Dataset records:
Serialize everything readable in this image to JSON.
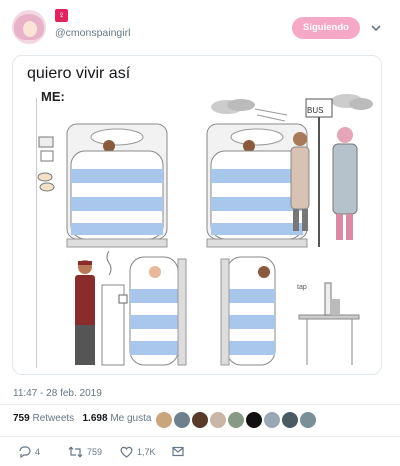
{
  "header": {
    "handle": "@cmonspaingirl",
    "follow_label": "Siguiendo",
    "avatar_icon": "user-avatar",
    "badge_icon": "venus-icon",
    "menu_icon": "chevron-down-icon"
  },
  "tweet": {
    "text": "quiero vivir así",
    "comic_label": "ME:",
    "sign_text": "BUS",
    "tap_text": "tap",
    "timestamp": "11:47 - 28 feb. 2019"
  },
  "stats": {
    "retweets_count": "759",
    "retweets_label": "Retweets",
    "likes_count": "1.698",
    "likes_label": "Me gusta"
  },
  "actions": {
    "replies": "4",
    "retweets": "759",
    "likes": "1,7K"
  },
  "colors": {
    "accent": "#e0245e",
    "follow_bg": "#f6a9c7",
    "muted": "#657786",
    "blanket_stripe": "#a9c7ec"
  }
}
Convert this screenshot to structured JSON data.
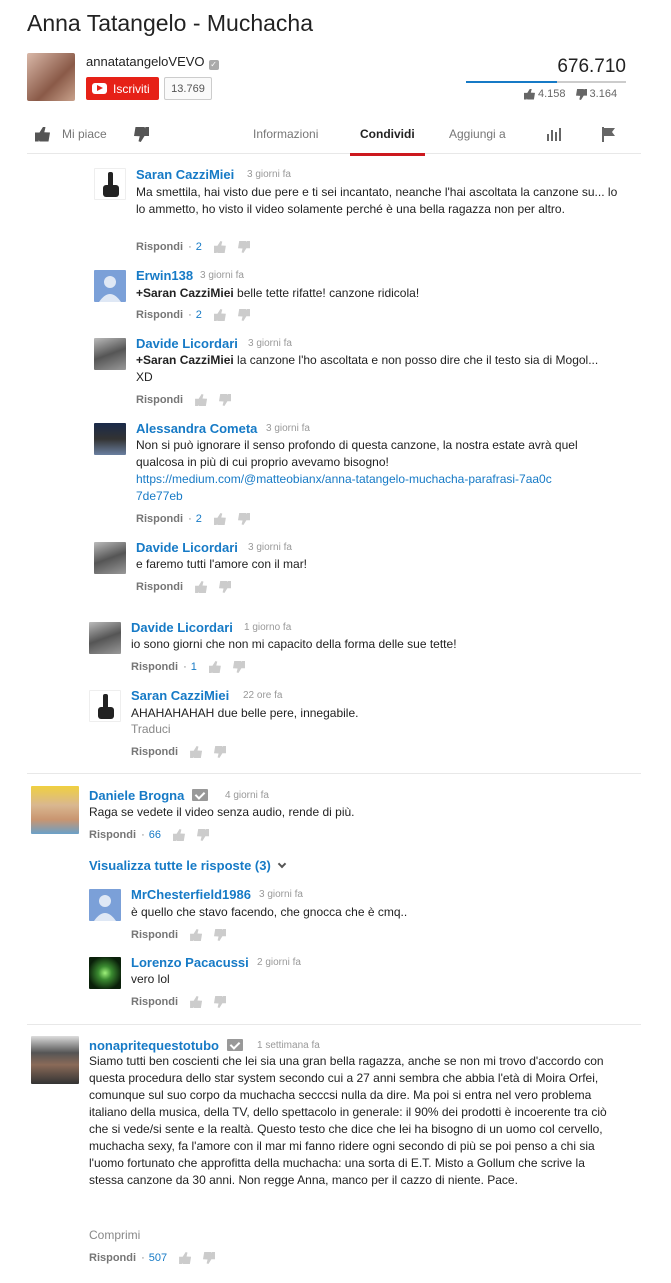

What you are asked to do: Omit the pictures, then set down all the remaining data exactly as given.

Reply to the exercise:
Serialize everything readable in this image to JSON.
{
  "header": {
    "handle": "@cmonspaingirl",
    "follow_label": "Siguiendo",
    "avatar_icon": "user-avatar",
    "badge_icon": "venus-icon",
    "menu_icon": "chevron-down-icon"
  },
  "tweet": {
    "text": "quiero vivir así",
    "comic_label": "ME:",
    "sign_text": "BUS",
    "tap_text": "tap",
    "timestamp": "11:47 - 28 feb. 2019"
  },
  "stats": {
    "retweets_count": "759",
    "retweets_label": "Retweets",
    "likes_count": "1.698",
    "likes_label": "Me gusta"
  },
  "actions": {
    "replies": "4",
    "retweets": "759",
    "likes": "1,7K"
  },
  "colors": {
    "accent": "#e0245e",
    "follow_bg": "#f6a9c7",
    "muted": "#657786",
    "blanket_stripe": "#a9c7ec"
  }
}
Convert this screenshot to structured JSON data.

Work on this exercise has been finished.